Junk food consumption may cause spatial memory loss that worsens as poor-diet days add up, a recent animal study has found.
Rats were fed a diet alternating between foods high in fat and sugar (such as pies, cakes, cookies and potato chips) and their regular, healthy diet. Not only were they significantly less likely to notice when familiar objects had been moved in their environment, but their memory problems worsened progressively the more days a week they had access to junk food.
“Anything over three days a week of eating [poorly] impacted memory in these animals,” reported senior author Margaret Morris, Ph.D., University of New South Wales, Australia.
“We all know that a healthy diet with minimal junk food is good for our overall health and performance, but this paper shows that it is critical for optimal brain function as well.”
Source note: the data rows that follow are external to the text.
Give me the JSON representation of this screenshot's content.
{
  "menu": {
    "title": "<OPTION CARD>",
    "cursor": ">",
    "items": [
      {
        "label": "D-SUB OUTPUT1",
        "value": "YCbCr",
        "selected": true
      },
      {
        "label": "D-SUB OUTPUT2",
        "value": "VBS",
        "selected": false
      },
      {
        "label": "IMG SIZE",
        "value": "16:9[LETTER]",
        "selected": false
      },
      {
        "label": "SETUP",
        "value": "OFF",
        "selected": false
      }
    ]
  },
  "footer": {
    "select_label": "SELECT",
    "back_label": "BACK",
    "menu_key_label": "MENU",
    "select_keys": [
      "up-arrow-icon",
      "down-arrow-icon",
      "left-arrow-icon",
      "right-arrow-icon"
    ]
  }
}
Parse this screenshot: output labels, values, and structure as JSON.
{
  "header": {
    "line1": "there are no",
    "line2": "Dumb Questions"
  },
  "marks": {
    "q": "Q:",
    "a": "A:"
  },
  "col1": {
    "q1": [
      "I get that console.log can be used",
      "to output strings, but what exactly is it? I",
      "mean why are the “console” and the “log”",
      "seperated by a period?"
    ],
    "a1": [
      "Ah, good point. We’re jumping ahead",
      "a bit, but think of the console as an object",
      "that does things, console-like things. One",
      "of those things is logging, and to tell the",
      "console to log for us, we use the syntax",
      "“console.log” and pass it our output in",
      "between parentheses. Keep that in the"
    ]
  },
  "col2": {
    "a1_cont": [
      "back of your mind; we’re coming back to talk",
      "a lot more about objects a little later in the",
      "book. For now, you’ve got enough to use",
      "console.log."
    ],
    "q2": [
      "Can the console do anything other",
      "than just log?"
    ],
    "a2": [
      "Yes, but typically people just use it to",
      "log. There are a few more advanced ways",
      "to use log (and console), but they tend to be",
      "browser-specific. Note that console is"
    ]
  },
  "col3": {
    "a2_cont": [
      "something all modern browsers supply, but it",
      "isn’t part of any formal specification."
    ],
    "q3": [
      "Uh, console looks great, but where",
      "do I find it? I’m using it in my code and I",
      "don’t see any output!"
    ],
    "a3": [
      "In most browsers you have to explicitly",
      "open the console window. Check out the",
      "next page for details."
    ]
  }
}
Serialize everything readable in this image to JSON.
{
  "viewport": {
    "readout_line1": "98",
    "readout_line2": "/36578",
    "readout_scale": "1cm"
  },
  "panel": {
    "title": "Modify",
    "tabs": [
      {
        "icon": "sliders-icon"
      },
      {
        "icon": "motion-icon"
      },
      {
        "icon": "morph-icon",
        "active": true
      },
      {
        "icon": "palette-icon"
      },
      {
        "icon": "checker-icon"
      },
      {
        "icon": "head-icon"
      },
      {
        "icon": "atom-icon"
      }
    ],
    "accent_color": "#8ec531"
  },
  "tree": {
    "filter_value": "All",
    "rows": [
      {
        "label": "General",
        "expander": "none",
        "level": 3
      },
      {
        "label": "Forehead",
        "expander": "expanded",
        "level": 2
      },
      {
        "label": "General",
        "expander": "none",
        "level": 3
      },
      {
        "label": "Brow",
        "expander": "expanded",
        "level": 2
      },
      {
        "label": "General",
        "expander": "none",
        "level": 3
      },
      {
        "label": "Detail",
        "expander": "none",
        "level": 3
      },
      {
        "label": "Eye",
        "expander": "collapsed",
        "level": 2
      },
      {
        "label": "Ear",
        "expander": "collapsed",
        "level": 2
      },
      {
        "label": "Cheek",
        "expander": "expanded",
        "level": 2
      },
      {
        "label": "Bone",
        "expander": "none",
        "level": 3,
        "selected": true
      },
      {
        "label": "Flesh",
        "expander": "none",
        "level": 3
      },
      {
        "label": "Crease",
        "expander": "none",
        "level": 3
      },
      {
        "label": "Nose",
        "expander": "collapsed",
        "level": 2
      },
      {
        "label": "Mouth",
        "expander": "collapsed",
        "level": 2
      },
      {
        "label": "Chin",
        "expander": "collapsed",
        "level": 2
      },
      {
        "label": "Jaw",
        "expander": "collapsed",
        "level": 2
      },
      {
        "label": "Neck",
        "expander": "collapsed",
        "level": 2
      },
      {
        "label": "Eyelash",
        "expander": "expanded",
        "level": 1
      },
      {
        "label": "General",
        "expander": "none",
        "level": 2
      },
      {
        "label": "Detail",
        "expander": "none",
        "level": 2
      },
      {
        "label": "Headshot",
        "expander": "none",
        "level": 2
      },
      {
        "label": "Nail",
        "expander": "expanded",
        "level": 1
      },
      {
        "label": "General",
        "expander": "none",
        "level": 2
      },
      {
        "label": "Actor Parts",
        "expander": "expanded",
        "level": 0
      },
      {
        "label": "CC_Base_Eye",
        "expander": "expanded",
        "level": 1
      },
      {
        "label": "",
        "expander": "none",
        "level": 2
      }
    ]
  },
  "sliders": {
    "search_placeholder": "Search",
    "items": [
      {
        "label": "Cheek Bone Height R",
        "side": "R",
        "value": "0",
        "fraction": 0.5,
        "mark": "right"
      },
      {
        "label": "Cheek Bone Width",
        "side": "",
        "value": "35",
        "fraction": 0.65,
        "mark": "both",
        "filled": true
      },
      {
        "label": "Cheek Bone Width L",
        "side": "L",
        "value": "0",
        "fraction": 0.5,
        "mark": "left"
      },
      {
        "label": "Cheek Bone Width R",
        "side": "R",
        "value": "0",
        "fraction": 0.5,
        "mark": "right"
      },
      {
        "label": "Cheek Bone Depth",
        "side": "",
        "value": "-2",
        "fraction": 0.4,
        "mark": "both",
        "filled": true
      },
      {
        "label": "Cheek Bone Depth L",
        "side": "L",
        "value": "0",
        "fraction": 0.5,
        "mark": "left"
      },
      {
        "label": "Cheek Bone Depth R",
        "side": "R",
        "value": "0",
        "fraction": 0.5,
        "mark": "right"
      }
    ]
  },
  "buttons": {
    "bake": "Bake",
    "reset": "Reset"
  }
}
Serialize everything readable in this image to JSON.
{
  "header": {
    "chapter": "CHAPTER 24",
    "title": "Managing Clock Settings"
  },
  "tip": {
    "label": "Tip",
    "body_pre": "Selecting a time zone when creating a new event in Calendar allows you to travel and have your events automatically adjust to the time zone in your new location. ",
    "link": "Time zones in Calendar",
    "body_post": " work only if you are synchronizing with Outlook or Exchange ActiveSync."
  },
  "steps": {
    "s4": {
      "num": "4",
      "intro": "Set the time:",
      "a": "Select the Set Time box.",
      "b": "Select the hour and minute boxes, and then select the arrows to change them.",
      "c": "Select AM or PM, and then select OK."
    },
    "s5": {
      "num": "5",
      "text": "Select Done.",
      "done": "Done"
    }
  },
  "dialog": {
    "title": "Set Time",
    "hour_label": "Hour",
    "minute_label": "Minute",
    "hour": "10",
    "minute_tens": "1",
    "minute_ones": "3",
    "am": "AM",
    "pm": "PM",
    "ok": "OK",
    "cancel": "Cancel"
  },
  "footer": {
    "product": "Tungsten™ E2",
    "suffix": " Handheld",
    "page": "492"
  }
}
The problem may originate in the hippocampus, a part of the brain that’s related to finding things and navigating spaces, Morris explained. Her team’s prior research has shown that this region changes physically in relation to diet.
The results also suggest that small dietary changes may make a big difference in cognitive health, the authors wrote. The rats on a five-day-per-week junk food diet were heavier, longer and had greater fat mass than those on the three-day-per-week schedule.
“We want to live and enjoy life, but we do need to temper it with healthy eating most of the time,” said Morris. “This study certainly confirms this.”
The study was published in Scientific Reports.